▶ [What to do]: Each line in the data must be reproduced as written, except for any picture.

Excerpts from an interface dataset
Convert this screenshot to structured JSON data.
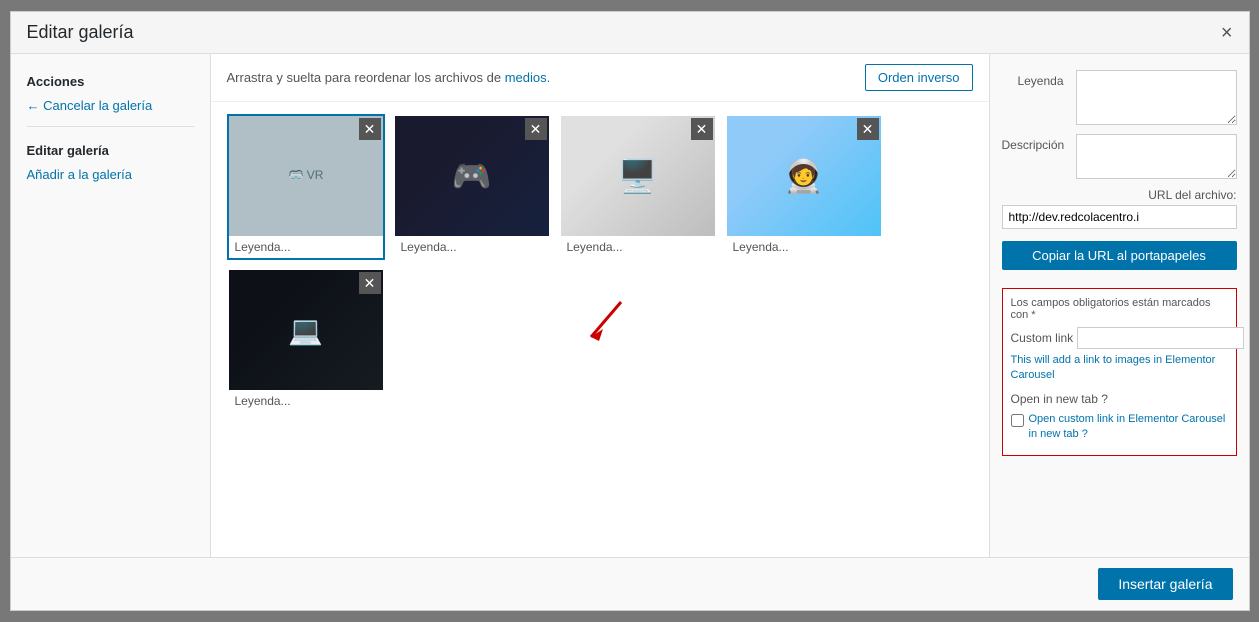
{
  "modal": {
    "title": "Editar galería",
    "close_label": "×"
  },
  "sidebar": {
    "acciones_label": "Acciones",
    "cancel_link": "← Cancelar la galería",
    "edit_gallery_label": "Editar galería",
    "add_link": "Añadir a la galería"
  },
  "toolbar": {
    "instruction": "Arrastra y suelta para reordenar los archivos de medios.",
    "inverse_button": "Orden inverso"
  },
  "gallery_items": [
    {
      "id": 1,
      "caption": "Leyenda...",
      "selected": true,
      "type": "vr",
      "emoji": "🥽"
    },
    {
      "id": 2,
      "caption": "Leyenda...",
      "selected": false,
      "type": "dark",
      "emoji": "🎮"
    },
    {
      "id": 3,
      "caption": "Leyenda...",
      "selected": false,
      "type": "desk",
      "emoji": "🖥️"
    },
    {
      "id": 4,
      "caption": "Leyenda...",
      "selected": false,
      "type": "astro",
      "emoji": "🧑‍🚀"
    },
    {
      "id": 5,
      "caption": "Leyenda...",
      "selected": false,
      "type": "code",
      "emoji": "💻"
    }
  ],
  "right_panel": {
    "leyenda_label": "Leyenda",
    "descripcion_label": "Descripción",
    "url_label": "URL del archivo:",
    "url_value": "http://dev.redcolacentro.i",
    "copy_button": "Copiar la URL al portapapeles",
    "required_note": "Los campos obligatorios están marcados con *",
    "custom_link_label": "Custom link",
    "custom_link_hint": "This will add a link to images in Elementor Carousel",
    "open_tab_label": "Open in new tab ?",
    "checkbox_hint": "Open custom link in Elementor Carousel in new tab ?"
  },
  "footer": {
    "insert_button": "Insertar galería"
  }
}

▶ [Solution]:
Convert this screenshot to structured JSON data.
{
  "modal": {
    "title": "Editar galería",
    "close_label": "×"
  },
  "sidebar": {
    "acciones_label": "Acciones",
    "cancel_link": "← Cancelar la galería",
    "edit_gallery_label": "Editar galería",
    "add_link": "Añadir a la galería"
  },
  "toolbar": {
    "instruction": "Arrastra y suelta para reordenar los archivos de medios.",
    "inverse_button": "Orden inverso"
  },
  "gallery_items": [
    {
      "id": 1,
      "caption": "Leyenda...",
      "selected": true,
      "type": "vr",
      "emoji": "🥽"
    },
    {
      "id": 2,
      "caption": "Leyenda...",
      "selected": false,
      "type": "dark",
      "emoji": "🎮"
    },
    {
      "id": 3,
      "caption": "Leyenda...",
      "selected": false,
      "type": "desk",
      "emoji": "🖥️"
    },
    {
      "id": 4,
      "caption": "Leyenda...",
      "selected": false,
      "type": "astro",
      "emoji": "🧑‍🚀"
    },
    {
      "id": 5,
      "caption": "Leyenda...",
      "selected": false,
      "type": "code",
      "emoji": "💻"
    }
  ],
  "right_panel": {
    "leyenda_label": "Leyenda",
    "descripcion_label": "Descripción",
    "url_label": "URL del archivo:",
    "url_value": "http://dev.redcolacentro.i",
    "copy_button": "Copiar la URL al portapapeles",
    "required_note": "Los campos obligatorios están marcados con *",
    "custom_link_label": "Custom link",
    "custom_link_hint": "This will add a link to images in Elementor Carousel",
    "open_tab_label": "Open in new tab ?",
    "checkbox_hint": "Open custom link in Elementor Carousel in new tab ?"
  },
  "footer": {
    "insert_button": "Insertar galería"
  }
}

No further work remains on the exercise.